### Data section

*** Block opens ***

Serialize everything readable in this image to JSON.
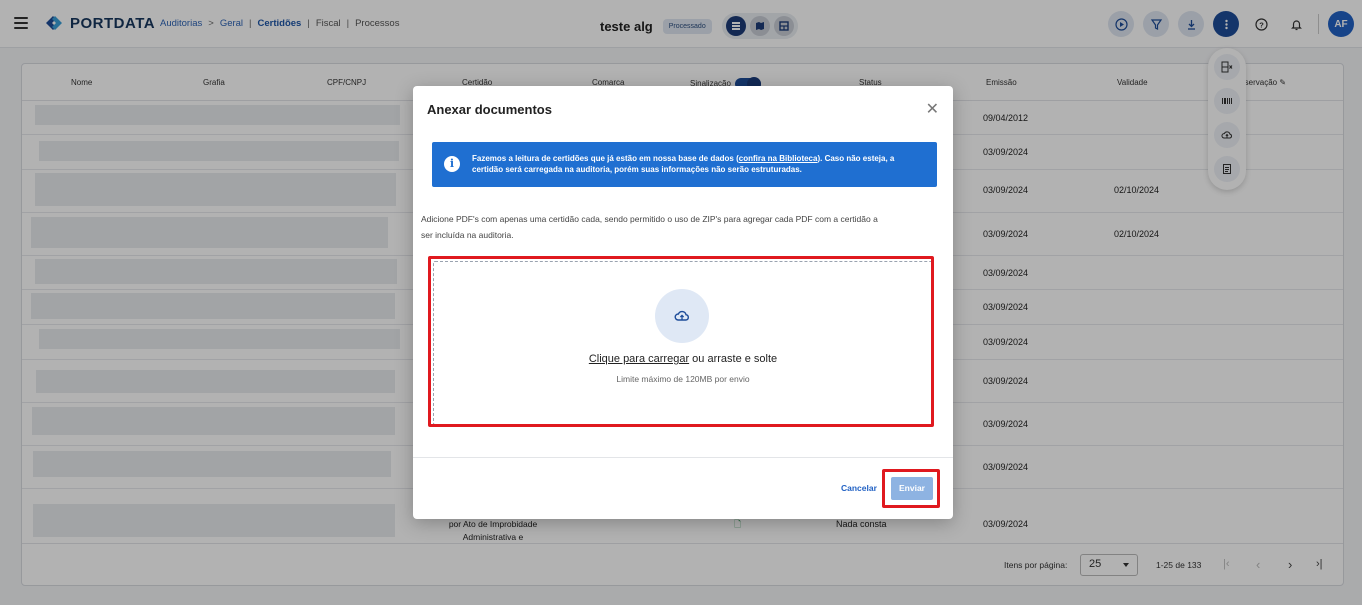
{
  "header": {
    "logo_text": "PORTDATA",
    "breadcrumbs": [
      "Auditorias",
      ">",
      "Geral",
      "|",
      "Certidões",
      "|",
      "Fiscal",
      "|",
      "Processos"
    ],
    "audit_title": "teste alg",
    "status_badge": "Processado",
    "avatar_initials": "AF"
  },
  "table": {
    "columns": [
      "Nome",
      "Grafia",
      "CPF/CNPJ",
      "Certidão",
      "Comarca",
      "Sinalização",
      "Status",
      "Emissão",
      "Validade",
      "Observação"
    ],
    "rows": [
      {
        "emissao": "09/04/2012",
        "validade": ""
      },
      {
        "emissao": "03/09/2024",
        "validade": ""
      },
      {
        "emissao": "03/09/2024",
        "validade": "02/10/2024"
      },
      {
        "emissao": "03/09/2024",
        "validade": "02/10/2024"
      },
      {
        "emissao": "03/09/2024",
        "validade": ""
      },
      {
        "emissao": "03/09/2024",
        "validade": ""
      },
      {
        "emissao": "03/09/2024",
        "validade": ""
      },
      {
        "emissao": "03/09/2024",
        "validade": ""
      },
      {
        "emissao": "03/09/2024",
        "validade": ""
      },
      {
        "emissao": "03/09/2024",
        "validade": ""
      }
    ],
    "last_row": {
      "certidao_line1": "por Ato de Improbidade",
      "certidao_line2": "Administrativa e",
      "status": "Nada consta",
      "emissao": "03/09/2024"
    },
    "pager": {
      "items_label": "Itens por página:",
      "items_value": "25",
      "range": "1-25 de 133"
    }
  },
  "modal": {
    "title": "Anexar documentos",
    "info_part1": "Fazemos a leitura de certidões que já estão em nossa base de dados (",
    "info_link": "confira na Biblioteca",
    "info_part2": "). Caso não esteja, a certidão será carregada na auditoria, porém suas informações não serão estruturadas.",
    "description": "Adicione PDF's com apenas uma certidão cada, sendo permitido o uso de ZIP's para agregar cada PDF com a certidão a ser incluída na auditoria.",
    "upload_link": "Clique para carregar",
    "upload_rest": " ou arraste e solte",
    "upload_limit": "Limite máximo de 120MB por envio",
    "cancel_label": "Cancelar",
    "send_label": "Enviar"
  },
  "colors": {
    "primary": "#1d4c99",
    "info_bg": "#1f6fd1",
    "highlight": "#e0191f",
    "send_disabled": "#8eb3e2"
  }
}
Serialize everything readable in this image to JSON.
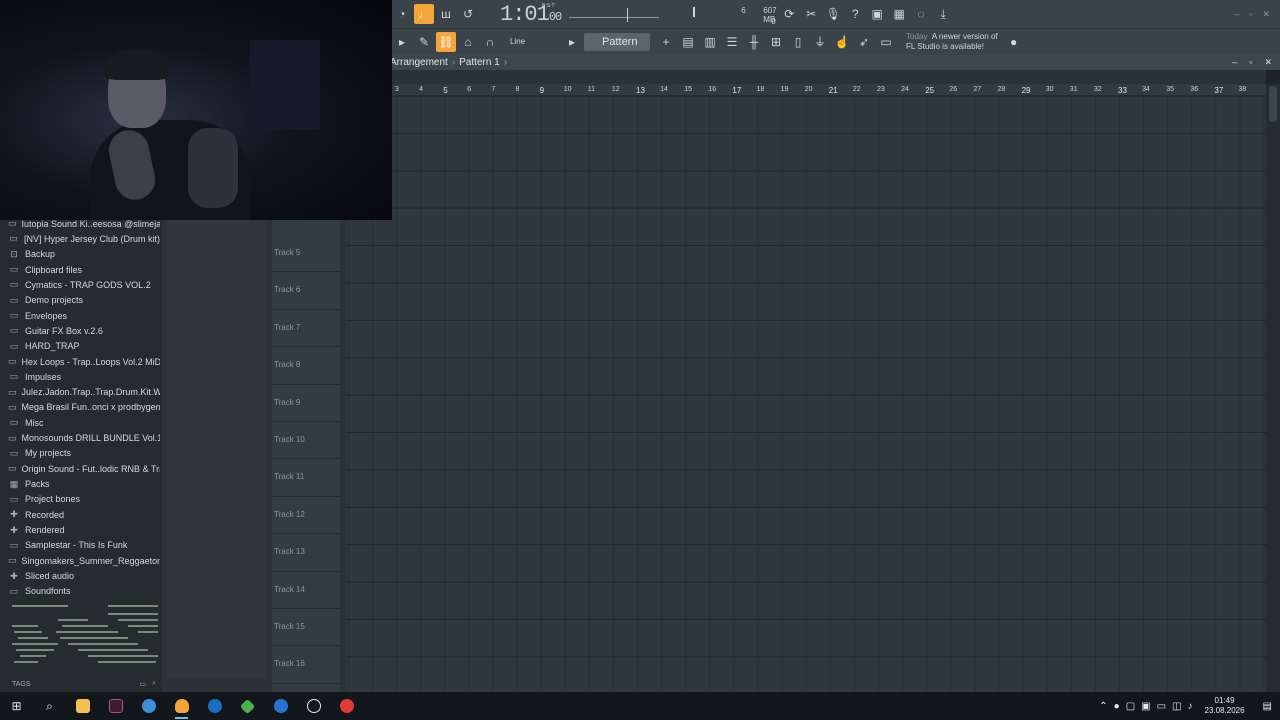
{
  "toolbar": {
    "song_time": "1:01",
    "song_time_sub": "00",
    "bst_label": "B:S:T",
    "cpu_value": "6",
    "memory": "607 MB",
    "polyphony": "0",
    "snap_mode": "Line",
    "pattern_name": "Pattern 1",
    "news_today": "Today",
    "news_text_1": "A newer version of",
    "news_text_2": "FL Studio is available!"
  },
  "breadcrumb": {
    "playlist": "Arrangement",
    "pattern": "Pattern 1"
  },
  "ruler": [
    "3",
    "4",
    "5",
    "6",
    "7",
    "8",
    "9",
    "10",
    "11",
    "12",
    "13",
    "14",
    "15",
    "16",
    "17",
    "18",
    "19",
    "20",
    "21",
    "22",
    "23",
    "24",
    "25",
    "26",
    "27",
    "28",
    "29",
    "30",
    "31",
    "32",
    "33",
    "34",
    "35",
    "36",
    "37",
    "38"
  ],
  "tracks": [
    "Track 5",
    "Track 6",
    "Track 7",
    "Track 8",
    "Track 9",
    "Track 10",
    "Track 11",
    "Track 12",
    "Track 13",
    "Track 14",
    "Track 15",
    "Track 16"
  ],
  "browser": {
    "items": [
      {
        "label": "Iutopia Sound Ki..eesosa @slimejax",
        "icon": "folder-icon"
      },
      {
        "label": "[NV] Hyper Jersey Club (Drum kit)",
        "icon": "folder-icon"
      },
      {
        "label": "Backup",
        "icon": "backup-folder-icon"
      },
      {
        "label": "Clipboard files",
        "icon": "folder-icon"
      },
      {
        "label": "Cymatics - TRAP GODS VOL.2",
        "icon": "folder-icon"
      },
      {
        "label": "Demo projects",
        "icon": "folder-icon"
      },
      {
        "label": "Envelopes",
        "icon": "folder-icon"
      },
      {
        "label": "Guitar FX Box v.2.6",
        "icon": "folder-icon"
      },
      {
        "label": "HARD_TRAP",
        "icon": "folder-icon"
      },
      {
        "label": "Hex Loops - Trap..Loops Vol.2 MiDi",
        "icon": "folder-icon"
      },
      {
        "label": "Impulses",
        "icon": "folder-icon"
      },
      {
        "label": "Julez.Jadon.Trap..Trap.Drum.Kit.WAV",
        "icon": "folder-icon"
      },
      {
        "label": "Mega Brasil Fun..onci x prodbygen)",
        "icon": "folder-icon"
      },
      {
        "label": "Misc",
        "icon": "folder-icon"
      },
      {
        "label": "Monosounds DRILL BUNDLE Vol.1",
        "icon": "folder-icon"
      },
      {
        "label": "My projects",
        "icon": "folder-icon"
      },
      {
        "label": "Origin Sound - Fut..lodic RNB & Trap",
        "icon": "folder-icon"
      },
      {
        "label": "Packs",
        "icon": "packs-icon"
      },
      {
        "label": "Project bones",
        "icon": "folder-icon"
      },
      {
        "label": "Recorded",
        "icon": "plus-folder-icon"
      },
      {
        "label": "Rendered",
        "icon": "plus-folder-icon"
      },
      {
        "label": "Samplestar - This Is Funk",
        "icon": "folder-icon"
      },
      {
        "label": "Singomakers_Summer_Reggaeton",
        "icon": "folder-icon"
      },
      {
        "label": "Sliced audio",
        "icon": "plus-folder-icon"
      },
      {
        "label": "Soundfonts",
        "icon": "folder-icon"
      }
    ],
    "tags_label": "TAGS"
  },
  "taskbar": {
    "time": "01:49",
    "date": "23.08.2026"
  },
  "colors": {
    "accent": "#f3a53a",
    "track_led": "#7fcf4a",
    "grid_bg": "#2f383d",
    "toolbar_bg": "#394349"
  }
}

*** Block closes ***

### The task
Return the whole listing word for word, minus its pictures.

### Finished task
Serialize everything readable in this image to JSON.
{
  "header": {
    "logo_text": "PORTDATA",
    "breadcrumbs": [
      "Auditorias",
      ">",
      "Geral",
      "|",
      "Certidões",
      "|",
      "Fiscal",
      "|",
      "Processos"
    ],
    "audit_title": "teste alg",
    "status_badge": "Processado",
    "avatar_initials": "AF"
  },
  "table": {
    "columns": [
      "Nome",
      "Grafia",
      "CPF/CNPJ",
      "Certidão",
      "Comarca",
      "Sinalização",
      "Status",
      "Emissão",
      "Validade",
      "Observação"
    ],
    "rows": [
      {
        "emissao": "09/04/2012",
        "validade": ""
      },
      {
        "emissao": "03/09/2024",
        "validade": ""
      },
      {
        "emissao": "03/09/2024",
        "validade": "02/10/2024"
      },
      {
        "emissao": "03/09/2024",
        "validade": "02/10/2024"
      },
      {
        "emissao": "03/09/2024",
        "validade": ""
      },
      {
        "emissao": "03/09/2024",
        "validade": ""
      },
      {
        "emissao": "03/09/2024",
        "validade": ""
      },
      {
        "emissao": "03/09/2024",
        "validade": ""
      },
      {
        "emissao": "03/09/2024",
        "validade": ""
      },
      {
        "emissao": "03/09/2024",
        "validade": ""
      }
    ],
    "last_row": {
      "certidao_line1": "por Ato de Improbidade",
      "certidao_line2": "Administrativa e",
      "status": "Nada consta",
      "emissao": "03/09/2024"
    },
    "pager": {
      "items_label": "Itens por página:",
      "items_value": "25",
      "range": "1-25 de 133"
    }
  },
  "modal": {
    "title": "Anexar documentos",
    "info_part1": "Fazemos a leitura de certidões que já estão em nossa base de dados (",
    "info_link": "confira na Biblioteca",
    "info_part2": "). Caso não esteja, a certidão será carregada na auditoria, porém suas informações não serão estruturadas.",
    "description": "Adicione PDF's com apenas uma certidão cada, sendo permitido o uso de ZIP's para agregar cada PDF com a certidão a ser incluída na auditoria.",
    "upload_link": "Clique para carregar",
    "upload_rest": " ou arraste e solte",
    "upload_limit": "Limite máximo de 120MB por envio",
    "cancel_label": "Cancelar",
    "send_label": "Enviar"
  },
  "colors": {
    "primary": "#1d4c99",
    "info_bg": "#1f6fd1",
    "highlight": "#e0191f",
    "send_disabled": "#8eb3e2"
  }
}
Serialize everything readable in this image to JSON.
{
  "toolbar": {
    "song_time": "1:01",
    "song_time_sub": "00",
    "bst_label": "B:S:T",
    "cpu_value": "6",
    "memory": "607 MB",
    "polyphony": "0",
    "snap_mode": "Line",
    "pattern_name": "Pattern 1",
    "news_today": "Today",
    "news_text_1": "A newer version of",
    "news_text_2": "FL Studio is available!"
  },
  "breadcrumb": {
    "playlist": "Arrangement",
    "pattern": "Pattern 1"
  },
  "ruler": [
    "3",
    "4",
    "5",
    "6",
    "7",
    "8",
    "9",
    "10",
    "11",
    "12",
    "13",
    "14",
    "15",
    "16",
    "17",
    "18",
    "19",
    "20",
    "21",
    "22",
    "23",
    "24",
    "25",
    "26",
    "27",
    "28",
    "29",
    "30",
    "31",
    "32",
    "33",
    "34",
    "35",
    "36",
    "37",
    "38"
  ],
  "tracks": [
    "Track 5",
    "Track 6",
    "Track 7",
    "Track 8",
    "Track 9",
    "Track 10",
    "Track 11",
    "Track 12",
    "Track 13",
    "Track 14",
    "Track 15",
    "Track 16"
  ],
  "browser": {
    "items": [
      {
        "label": "Iutopia Sound Ki..eesosa @slimejax",
        "icon": "folder-icon"
      },
      {
        "label": "[NV] Hyper Jersey Club (Drum kit)",
        "icon": "folder-icon"
      },
      {
        "label": "Backup",
        "icon": "backup-folder-icon"
      },
      {
        "label": "Clipboard files",
        "icon": "folder-icon"
      },
      {
        "label": "Cymatics - TRAP GODS VOL.2",
        "icon": "folder-icon"
      },
      {
        "label": "Demo projects",
        "icon": "folder-icon"
      },
      {
        "label": "Envelopes",
        "icon": "folder-icon"
      },
      {
        "label": "Guitar FX Box v.2.6",
        "icon": "folder-icon"
      },
      {
        "label": "HARD_TRAP",
        "icon": "folder-icon"
      },
      {
        "label": "Hex Loops - Trap..Loops Vol.2 MiDi",
        "icon": "folder-icon"
      },
      {
        "label": "Impulses",
        "icon": "folder-icon"
      },
      {
        "label": "Julez.Jadon.Trap..Trap.Drum.Kit.WAV",
        "icon": "folder-icon"
      },
      {
        "label": "Mega Brasil Fun..onci x prodbygen)",
        "icon": "folder-icon"
      },
      {
        "label": "Misc",
        "icon": "folder-icon"
      },
      {
        "label": "Monosounds DRILL BUNDLE Vol.1",
        "icon": "folder-icon"
      },
      {
        "label": "My projects",
        "icon": "folder-icon"
      },
      {
        "label": "Origin Sound - Fut..lodic RNB & Trap",
        "icon": "folder-icon"
      },
      {
        "label": "Packs",
        "icon": "packs-icon"
      },
      {
        "label": "Project bones",
        "icon": "folder-icon"
      },
      {
        "label": "Recorded",
        "icon": "plus-folder-icon"
      },
      {
        "label": "Rendered",
        "icon": "plus-folder-icon"
      },
      {
        "label": "Samplestar - This Is Funk",
        "icon": "folder-icon"
      },
      {
        "label": "Singomakers_Summer_Reggaeton",
        "icon": "folder-icon"
      },
      {
        "label": "Sliced audio",
        "icon": "plus-folder-icon"
      },
      {
        "label": "Soundfonts",
        "icon": "folder-icon"
      }
    ],
    "tags_label": "TAGS"
  },
  "taskbar": {
    "time": "01:49",
    "date": "23.08.2026"
  },
  "colors": {
    "accent": "#f3a53a",
    "track_led": "#7fcf4a",
    "grid_bg": "#2f383d",
    "toolbar_bg": "#394349"
  }
}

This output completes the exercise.